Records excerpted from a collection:

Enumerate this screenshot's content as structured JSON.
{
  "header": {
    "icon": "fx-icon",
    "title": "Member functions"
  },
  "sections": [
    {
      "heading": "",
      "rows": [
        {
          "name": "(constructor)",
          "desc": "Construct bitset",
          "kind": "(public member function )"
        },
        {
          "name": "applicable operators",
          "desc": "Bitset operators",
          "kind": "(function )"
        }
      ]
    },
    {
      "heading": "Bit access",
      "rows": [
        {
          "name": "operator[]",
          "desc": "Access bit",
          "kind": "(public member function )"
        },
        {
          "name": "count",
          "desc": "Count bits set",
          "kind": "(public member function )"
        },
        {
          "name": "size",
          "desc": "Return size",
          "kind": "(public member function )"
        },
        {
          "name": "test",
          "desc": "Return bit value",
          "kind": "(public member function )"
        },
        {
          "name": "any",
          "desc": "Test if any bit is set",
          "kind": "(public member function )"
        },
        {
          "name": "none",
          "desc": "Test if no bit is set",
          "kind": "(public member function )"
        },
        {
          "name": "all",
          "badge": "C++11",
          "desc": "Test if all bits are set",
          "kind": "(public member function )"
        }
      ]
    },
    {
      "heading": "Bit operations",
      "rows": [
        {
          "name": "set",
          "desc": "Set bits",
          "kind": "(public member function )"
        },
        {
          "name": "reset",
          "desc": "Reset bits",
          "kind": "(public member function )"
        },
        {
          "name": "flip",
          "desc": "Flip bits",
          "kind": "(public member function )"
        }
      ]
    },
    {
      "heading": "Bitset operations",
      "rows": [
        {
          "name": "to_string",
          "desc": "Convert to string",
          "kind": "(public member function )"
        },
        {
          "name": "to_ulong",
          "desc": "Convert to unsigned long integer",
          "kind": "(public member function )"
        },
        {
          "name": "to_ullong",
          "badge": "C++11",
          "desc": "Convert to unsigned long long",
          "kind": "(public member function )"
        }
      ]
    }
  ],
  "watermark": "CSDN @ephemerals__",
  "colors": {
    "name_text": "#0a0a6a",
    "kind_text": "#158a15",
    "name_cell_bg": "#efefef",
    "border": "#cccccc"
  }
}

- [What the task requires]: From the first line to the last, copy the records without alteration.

- [The answer]:
Enumerate this screenshot's content as structured JSON.
{
  "header": {
    "icon": "fx-icon",
    "title": "Member functions"
  },
  "sections": [
    {
      "heading": "",
      "rows": [
        {
          "name": "(constructor)",
          "desc": "Construct bitset",
          "kind": "(public member function )"
        },
        {
          "name": "applicable operators",
          "desc": "Bitset operators",
          "kind": "(function )"
        }
      ]
    },
    {
      "heading": "Bit access",
      "rows": [
        {
          "name": "operator[]",
          "desc": "Access bit",
          "kind": "(public member function )"
        },
        {
          "name": "count",
          "desc": "Count bits set",
          "kind": "(public member function )"
        },
        {
          "name": "size",
          "desc": "Return size",
          "kind": "(public member function )"
        },
        {
          "name": "test",
          "desc": "Return bit value",
          "kind": "(public member function )"
        },
        {
          "name": "any",
          "desc": "Test if any bit is set",
          "kind": "(public member function )"
        },
        {
          "name": "none",
          "desc": "Test if no bit is set",
          "kind": "(public member function )"
        },
        {
          "name": "all",
          "badge": "C++11",
          "desc": "Test if all bits are set",
          "kind": "(public member function )"
        }
      ]
    },
    {
      "heading": "Bit operations",
      "rows": [
        {
          "name": "set",
          "desc": "Set bits",
          "kind": "(public member function )"
        },
        {
          "name": "reset",
          "desc": "Reset bits",
          "kind": "(public member function )"
        },
        {
          "name": "flip",
          "desc": "Flip bits",
          "kind": "(public member function )"
        }
      ]
    },
    {
      "heading": "Bitset operations",
      "rows": [
        {
          "name": "to_string",
          "desc": "Convert to string",
          "kind": "(public member function )"
        },
        {
          "name": "to_ulong",
          "desc": "Convert to unsigned long integer",
          "kind": "(public member function )"
        },
        {
          "name": "to_ullong",
          "badge": "C++11",
          "desc": "Convert to unsigned long long",
          "kind": "(public member function )"
        }
      ]
    }
  ],
  "watermark": "CSDN @ephemerals__",
  "colors": {
    "name_text": "#0a0a6a",
    "kind_text": "#158a15",
    "name_cell_bg": "#efefef",
    "border": "#cccccc"
  }
}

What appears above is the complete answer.